In this train of thought, Marcelo Fernandez from the Novedades por el sur (News on the South), intends to recall “a fact that should raise awareness among us”.

Cristina Fernández de Kircher con Hugo Chávez, 1 de diciembre 2011. Imagen compartida por el usuario de Flickr chavezcandanga bajo licencia Creative Commons (CC BY-NC-SA 2.0)

Cristina Fernández de Kirchner with Hugo Chávez, December  1st 2011. Image shared by the Flick user chavezcandanga under license Creative Commons (CC BY-NC-SA 2.0)

Hugo Chávez Frías ha pasado a la historia como un líder latinoamericano que retomó una serie de banderas olvidadas a raíz de los embates furibundos que el neoliberalismo asestó a nuestra región. Ya desde 1992 -pero desde 1998 como presidente- Chávez comenzó a re-habilitar las nociones de Patria Grande, Socialismo, integración latinoamericana, Estado fuerte y redistribución de las riquezas, etc.

Hugo Chavez Frias has gone down in history as the Latin American Leader who retook some long forgotten symbols due to the enraged Neoliberalism clashes in our region. Ever since 1992, though it started in 1998 when he was elected, Chavez started to restore some concepts such as: Patria Grande, Socialism, Latin-American integration, strong State, redistribution of wealth, etc.

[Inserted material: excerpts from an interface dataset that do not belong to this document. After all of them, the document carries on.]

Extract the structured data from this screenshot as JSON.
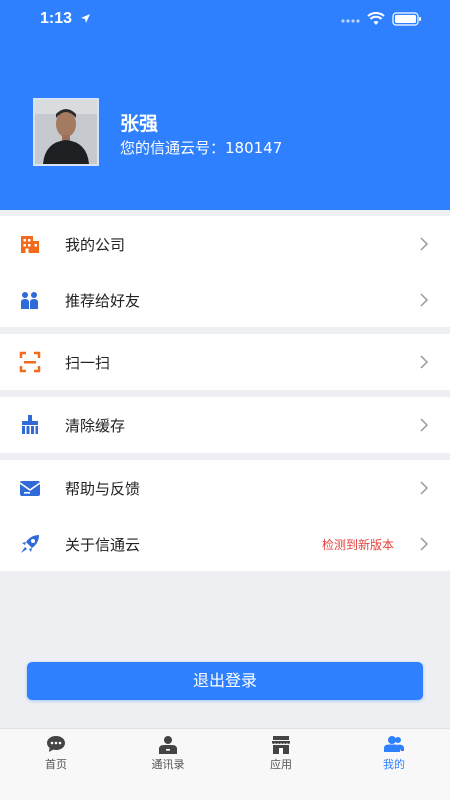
{
  "status_bar": {
    "time": "1:13"
  },
  "profile": {
    "name": "张强",
    "id_line": "您的信通云号：180147"
  },
  "menu_groups": [
    {
      "items": [
        {
          "label": "我的公司",
          "icon": "building-icon"
        },
        {
          "label": "推荐给好友",
          "icon": "share-friends-icon"
        }
      ]
    },
    {
      "items": [
        {
          "label": "扫一扫",
          "icon": "scan-icon"
        }
      ]
    },
    {
      "items": [
        {
          "label": "清除缓存",
          "icon": "broom-icon"
        }
      ]
    },
    {
      "items": [
        {
          "label": "帮助与反馈",
          "icon": "mail-feedback-icon"
        },
        {
          "label": "关于信通云",
          "icon": "rocket-icon",
          "badge": "检测到新版本"
        }
      ]
    }
  ],
  "logout": {
    "label": "退出登录"
  },
  "tabs": [
    {
      "label": "首页",
      "icon": "chat-icon",
      "active": false
    },
    {
      "label": "通讯录",
      "icon": "contacts-icon",
      "active": false
    },
    {
      "label": "应用",
      "icon": "store-icon",
      "active": false
    },
    {
      "label": "我的",
      "icon": "profile-icon",
      "active": true
    }
  ],
  "colors": {
    "primary": "#2f80ff",
    "icon_orange": "#f26b1d",
    "icon_blue": "#2f6ad8",
    "alert_red": "#e6403a"
  }
}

Moreover, the ‘Contradicto de San Telmo’ blogger wrote a poem entitled “El Perón Tropical”  (The Tropical Peron). Its verses remind us of a phrase that appeared as graffiti after the news on the death of Eva Duarte de Peron were revealed: “Long live Cancer!” [en]

 

Las élites descorchan caros espumantes
Los sobrios mercados estallan en clímax
Se excitan los poderosos en sus sueños húmedos de poder
En mansiones del Doral preparan, embriagados,
La pintura de brea con la que reescribirán
Por enésima vez su lacónico “Viva el Cancer”

 

While elites opens their expensive sparkling wines
Sober markets reach their climax
The powerful are turned on by their wet dreams of power
In the Doral mansions they prepare, drunk,
The painting made of tar with which they will rewrite
For the umpteenth time their laconic “Long Live Cancer”

Nevertheless, not all Argentine bloggers consider the economic policies of the Chavez Government a positive legacy. Esteban Tabasco affirms in his blog Argentina Abierta  [es] (Open Argentina):

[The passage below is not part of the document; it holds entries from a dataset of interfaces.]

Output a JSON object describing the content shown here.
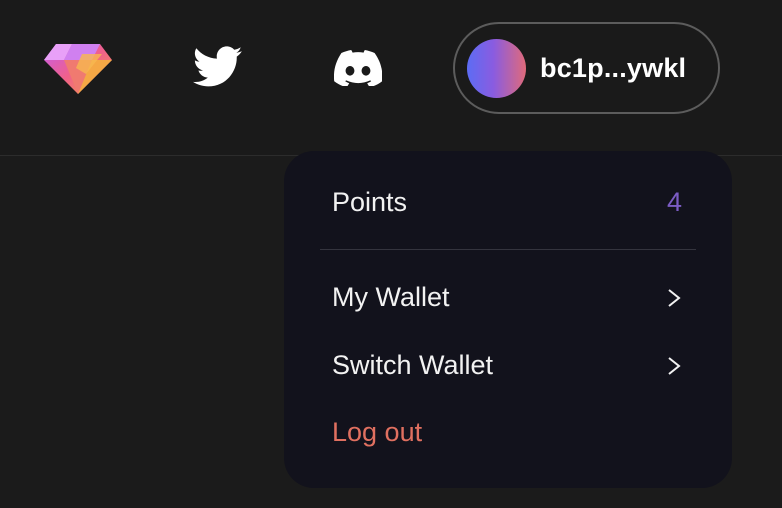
{
  "header": {
    "logo_icon": "gem-logo-icon",
    "twitter_icon": "twitter-icon",
    "discord_icon": "discord-icon",
    "wallet": {
      "address": "bc1p...ywkl",
      "avatar_gradient": [
        "#5c6cf4",
        "#8a5ce0",
        "#e06a7a"
      ]
    }
  },
  "menu": {
    "points_label": "Points",
    "points_value": "4",
    "my_wallet_label": "My Wallet",
    "switch_wallet_label": "Switch Wallet",
    "logout_label": "Log out"
  },
  "colors": {
    "background": "#1a1a1a",
    "dropdown_bg": "#12121c",
    "points_accent": "#7b5cc4",
    "logout": "#e07060"
  }
}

Que nadie se equivoque: Chávez no erradicó la pobreza de Venezuela, erradicó la riqueza.

Porque un país sólo puede jactarse de haber eliminado el hambre cuando generó trabajo genuino para toda la gente, y no cuando reparte bolsas de comida, como Chávez.

Do not get confused: Chavez did not eradicate poverty in Venezuela. Instead, he eradicated wealth.

Because the only way a country can be proud of eradicating hunger is when it has created actual jobs for all people, not when it hands out food for free, like Hugo Chavez did.

Other Argentines, like football player Diego Armando Maradona (@DiegoAMaradona), used social networks to say good bye to the Venezuelan President:

@DiegoAMaradona: Hasta siempre comandante @chavezcandanga , lo vamos a extrañar x siempre #ChavezVive

@DiegoAMaradona: Farewell, Commander @chavezcandanga, we will miss you forever #ChavezVive

Thumbnail image of Cristina Fernández de Kirchner and Hugo Chávez by Bernardo Londoy, under a Creative Commons license (CC BY-NC-SA 2.0)

Receive great stories from around the world directly in your inbox.

Sign up to receive the best of Global Voices
* = required field
Email Frequency



No thanks, show me the site